|International Classification||G06N3/08, G06N3/02, G06F15/18, G06E1/00, G06G7/00, G06E3/00|
|Cooperative Classification||G06K9/6256, G06K9/6292, G06K9/00422|
|European Classification||G06K9/62F3, G06K9/00K3, G06K9/62B7|
|Jul 19, 2006||AS||Assignment|
Owner name: MICROSOFT CORPORATION, WASHINGTON

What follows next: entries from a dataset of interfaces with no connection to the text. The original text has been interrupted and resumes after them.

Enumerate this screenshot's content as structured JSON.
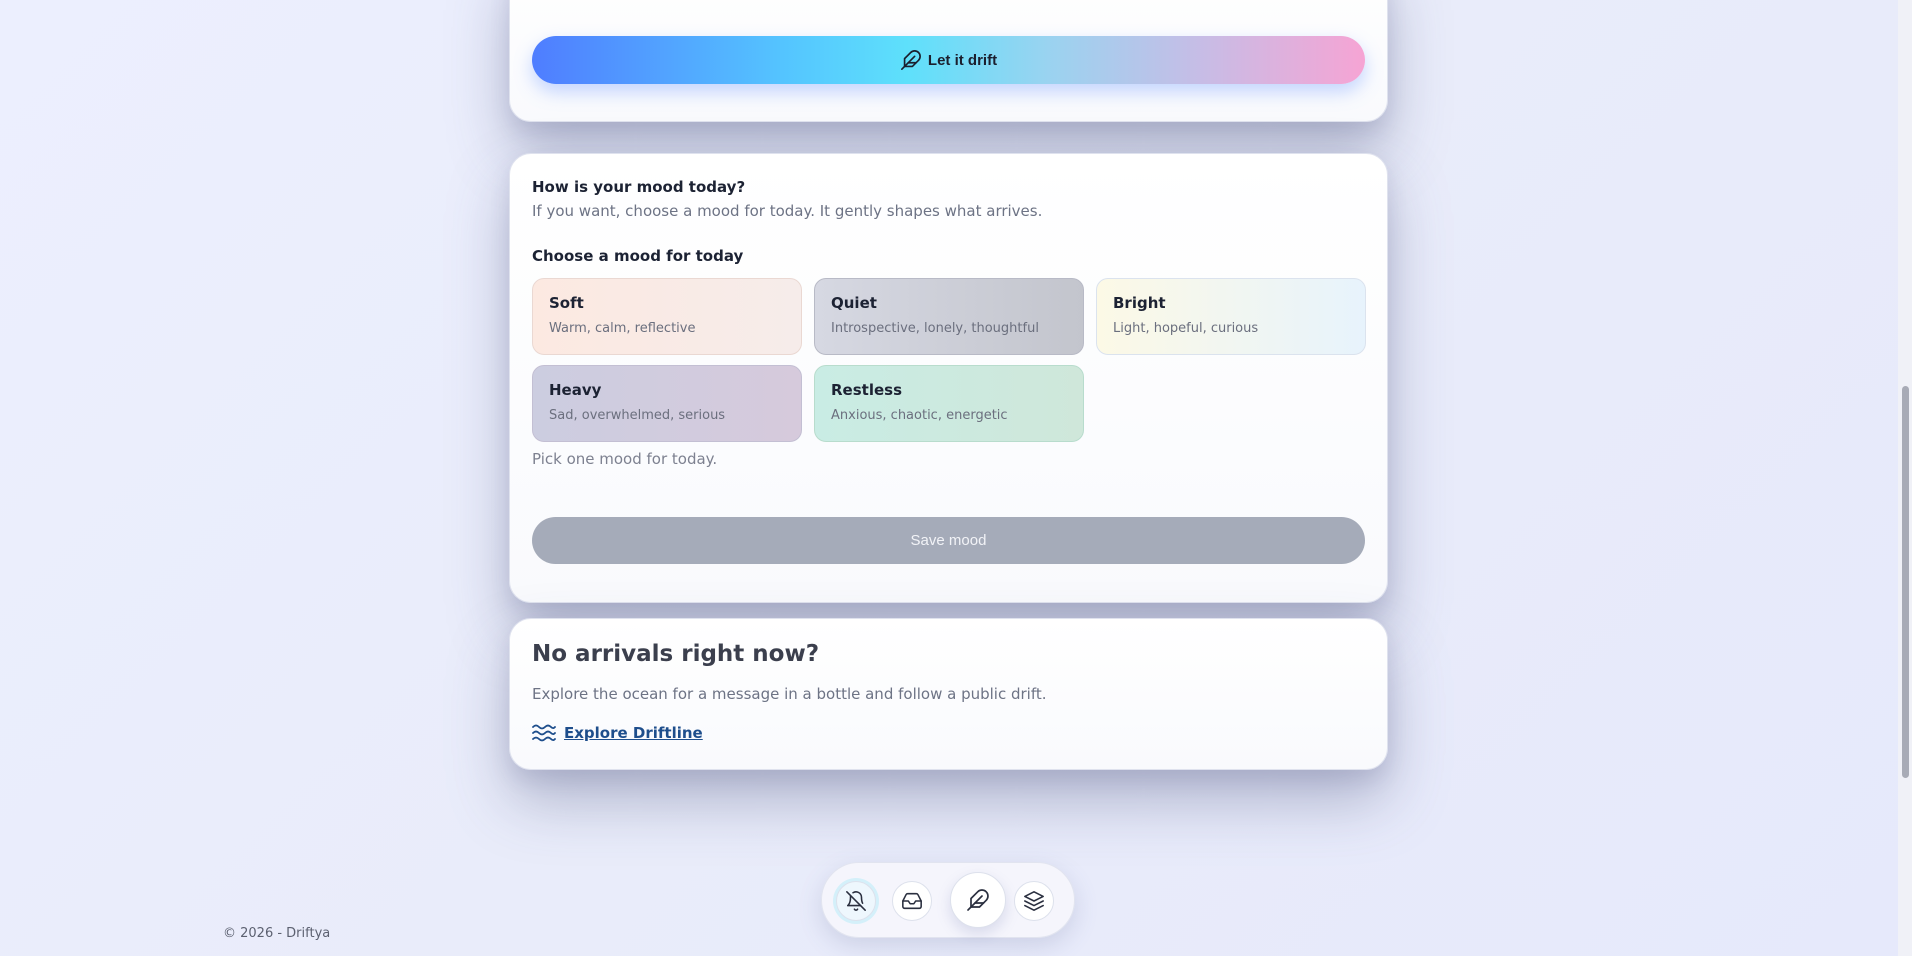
{
  "compose": {
    "drift_button_label": "Let it drift",
    "drift_icon": "feather-icon"
  },
  "mood": {
    "title": "How is your mood today?",
    "subtitle": "If you want, choose a mood for today. It gently shapes what arrives.",
    "choose_label": "Choose a mood for today",
    "options": [
      {
        "name": "Soft",
        "desc": "Warm, calm, reflective"
      },
      {
        "name": "Quiet",
        "desc": "Introspective, lonely, thoughtful"
      },
      {
        "name": "Bright",
        "desc": "Light, hopeful, curious"
      },
      {
        "name": "Heavy",
        "desc": "Sad, overwhelmed, serious"
      },
      {
        "name": "Restless",
        "desc": "Anxious, chaotic, energetic"
      }
    ],
    "hint": "Pick one mood for today.",
    "save_label": "Save mood"
  },
  "arrivals": {
    "title": "No arrivals right now?",
    "subtitle": "Explore the ocean for a message in a bottle and follow a public drift.",
    "link_label": "Explore Driftline",
    "link_icon": "waves-icon"
  },
  "footer": {
    "copyright": "© 2026 - Driftya"
  },
  "bottom_nav": {
    "items": [
      "bell-off-icon",
      "inbox-icon",
      "feather-icon",
      "layers-icon"
    ]
  },
  "colors": {
    "accent_start": "#4f7dff",
    "accent_end": "#f6a4d4",
    "link": "#1e4e8c",
    "save_disabled": "#a5abb9"
  }
}
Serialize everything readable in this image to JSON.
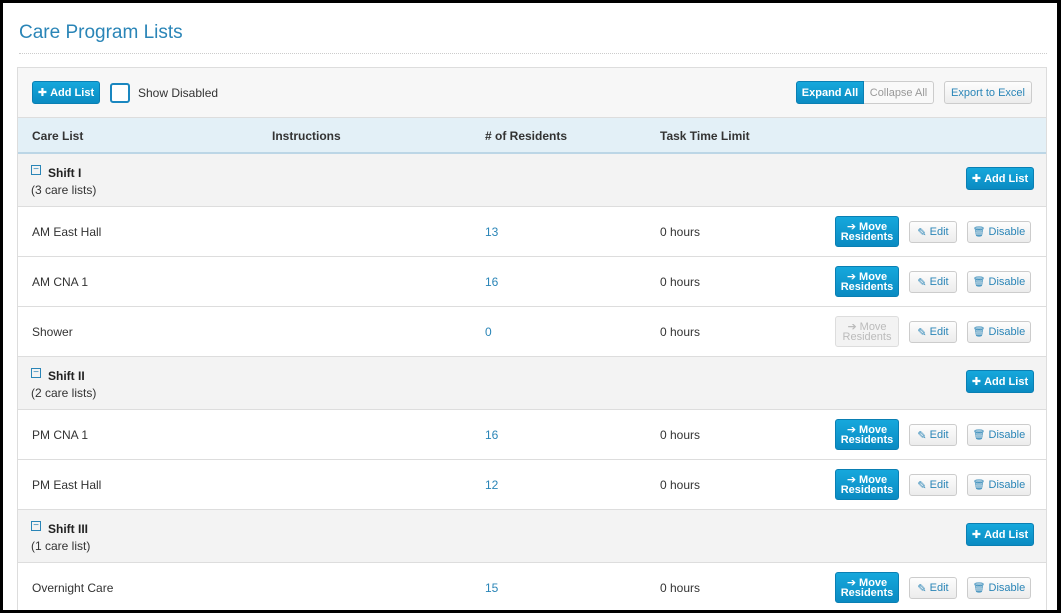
{
  "page": {
    "title": "Care Program Lists"
  },
  "toolbar": {
    "add_list_label": "Add List",
    "show_disabled_label": "Show Disabled",
    "expand_all_label": "Expand All",
    "collapse_all_label": "Collapse All",
    "export_label": "Export to Excel"
  },
  "table": {
    "columns": [
      "Care List",
      "Instructions",
      "# of Residents",
      "Task Time Limit"
    ]
  },
  "groups": [
    {
      "name": "Shift I",
      "count": "(3 care lists)",
      "add_label": "Add List",
      "rows": [
        {
          "name": "AM East Hall",
          "residents": "13",
          "time": "0 hours",
          "move_l1": "Move",
          "move_l2": "Residents",
          "edit": "Edit",
          "disable": "Disable",
          "move_enabled": true
        },
        {
          "name": "AM CNA 1",
          "residents": "16",
          "time": "0 hours",
          "move_l1": "Move",
          "move_l2": "Residents",
          "edit": "Edit",
          "disable": "Disable",
          "move_enabled": true
        },
        {
          "name": "Shower",
          "residents": "0",
          "time": "0 hours",
          "move_l1": "Move",
          "move_l2": "Residents",
          "edit": "Edit",
          "disable": "Disable",
          "move_enabled": false
        }
      ]
    },
    {
      "name": "Shift II",
      "count": "(2 care lists)",
      "add_label": "Add List",
      "rows": [
        {
          "name": "PM CNA 1",
          "residents": "16",
          "time": "0 hours",
          "move_l1": "Move",
          "move_l2": "Residents",
          "edit": "Edit",
          "disable": "Disable",
          "move_enabled": true
        },
        {
          "name": "PM East Hall",
          "residents": "12",
          "time": "0 hours",
          "move_l1": "Move",
          "move_l2": "Residents",
          "edit": "Edit",
          "disable": "Disable",
          "move_enabled": true
        }
      ]
    },
    {
      "name": "Shift III",
      "count": "(1 care list)",
      "add_label": "Add List",
      "rows": [
        {
          "name": "Overnight Care",
          "residents": "15",
          "time": "0 hours",
          "move_l1": "Move",
          "move_l2": "Residents",
          "edit": "Edit",
          "disable": "Disable",
          "move_enabled": true
        }
      ]
    }
  ],
  "icons": {
    "plus": "plus-icon",
    "arrow": "arrow-right-icon",
    "pencil": "pencil-icon",
    "trash": "trash-icon",
    "collapse": "collapse-minus-icon"
  },
  "colors": {
    "accent": "#0a8bc2",
    "title": "#2a85b7",
    "header_bg": "#e3f0f7"
  }
}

Free format text: ASSIGNMENT OF ASSIGNORS INTEREST;ASSIGNORS:ZHANG, QI;ABDULKADER, AHMAD A.;BLACK, MICHAEL T.;REEL/FRAME:017961/0563;SIGNING DATES FROM 20060526 TO 20060530
Owner name: MICROSOFT CORPORATION, WASHINGTON
Free format text: ASSIGNMENT OF ASSIGNORS INTEREST;ASSIGNORS:ZHANG, QI;ABDULKADER, AHMAD A.;BLACK, MICHAEL T.;SIGNINGDATES FROM 20060526 TO 20060530;REEL/FRAME:017961/0563
|Feb 1, 2011||CC||Certificate of correction|
|Mar 26, 2014||FPAY||Fee payment|
Year of fee payment: 4
|Dec 9, 2014||AS||Assignment|
Owner name: MICROSOFT TECHNOLOGY LICENSING, LLC, WASHINGTON
Free format text: ASSIGNMENT OF ASSIGNORS INTEREST;ASSIGNOR:MICROSOFT CORPORATION;REEL/FRAME:034542/0001
Effective date: 20141014